What needs to be done> Please print out the entries below unchanged and skip the images.

····················

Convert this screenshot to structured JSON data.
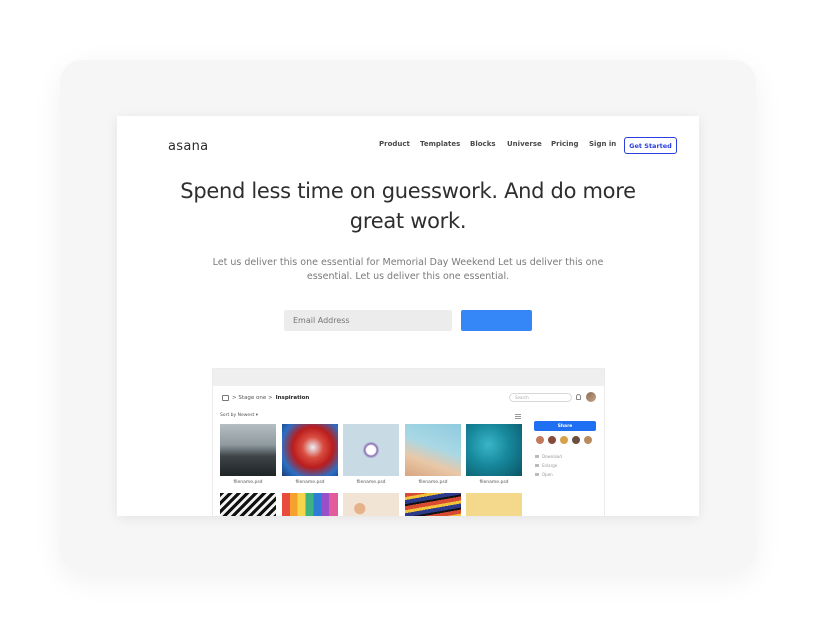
{
  "site": {
    "logo": "asana",
    "nav": [
      "Product",
      "Templates",
      "Blocks",
      "Universe",
      "Pricing",
      "Sign in"
    ],
    "cta": "Get Started"
  },
  "hero": {
    "title": "Spend less time on guesswork. And do more great work.",
    "subtitle": "Let us deliver this one essential for Memorial Day Weekend Let us deliver this one essential. Let us deliver this one essential.",
    "email_placeholder": "Email Address",
    "submit_label": ""
  },
  "app_preview": {
    "breadcrumb_root": "> Stage one >",
    "breadcrumb_current": "Inspiration",
    "search_placeholder": "Search",
    "sort_label": "Sort by Newest",
    "sort_caret": "▾",
    "share_label": "Share",
    "actions": [
      "Download",
      "Enlarge",
      "Open"
    ],
    "files": [
      {
        "name": "filename.psd"
      },
      {
        "name": "filename.psd"
      },
      {
        "name": "filename.psd"
      },
      {
        "name": "filename.psd"
      },
      {
        "name": "filename.psd"
      }
    ]
  },
  "colors": {
    "accent": "#2b3fe0",
    "submit": "#3586f7",
    "share": "#1f6ff2"
  }
}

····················

Response to this exercise>
Convert this screenshot to structured JSON data.
{
  "site": {
    "logo": "asana",
    "nav": [
      "Product",
      "Templates",
      "Blocks",
      "Universe",
      "Pricing",
      "Sign in"
    ],
    "cta": "Get Started"
  },
  "hero": {
    "title": "Spend less time on guesswork. And do more great work.",
    "subtitle": "Let us deliver this one essential for Memorial Day Weekend Let us deliver this one essential. Let us deliver this one essential.",
    "email_placeholder": "Email Address",
    "submit_label": ""
  },
  "app_preview": {
    "breadcrumb_root": "> Stage one >",
    "breadcrumb_current": "Inspiration",
    "search_placeholder": "Search",
    "sort_label": "Sort by Newest",
    "sort_caret": "▾",
    "share_label": "Share",
    "actions": [
      "Download",
      "Enlarge",
      "Open"
    ],
    "files": [
      {
        "name": "filename.psd"
      },
      {
        "name": "filename.psd"
      },
      {
        "name": "filename.psd"
      },
      {
        "name": "filename.psd"
      },
      {
        "name": "filename.psd"
      }
    ]
  },
  "colors": {
    "accent": "#2b3fe0",
    "submit": "#3586f7",
    "share": "#1f6ff2"
  }
}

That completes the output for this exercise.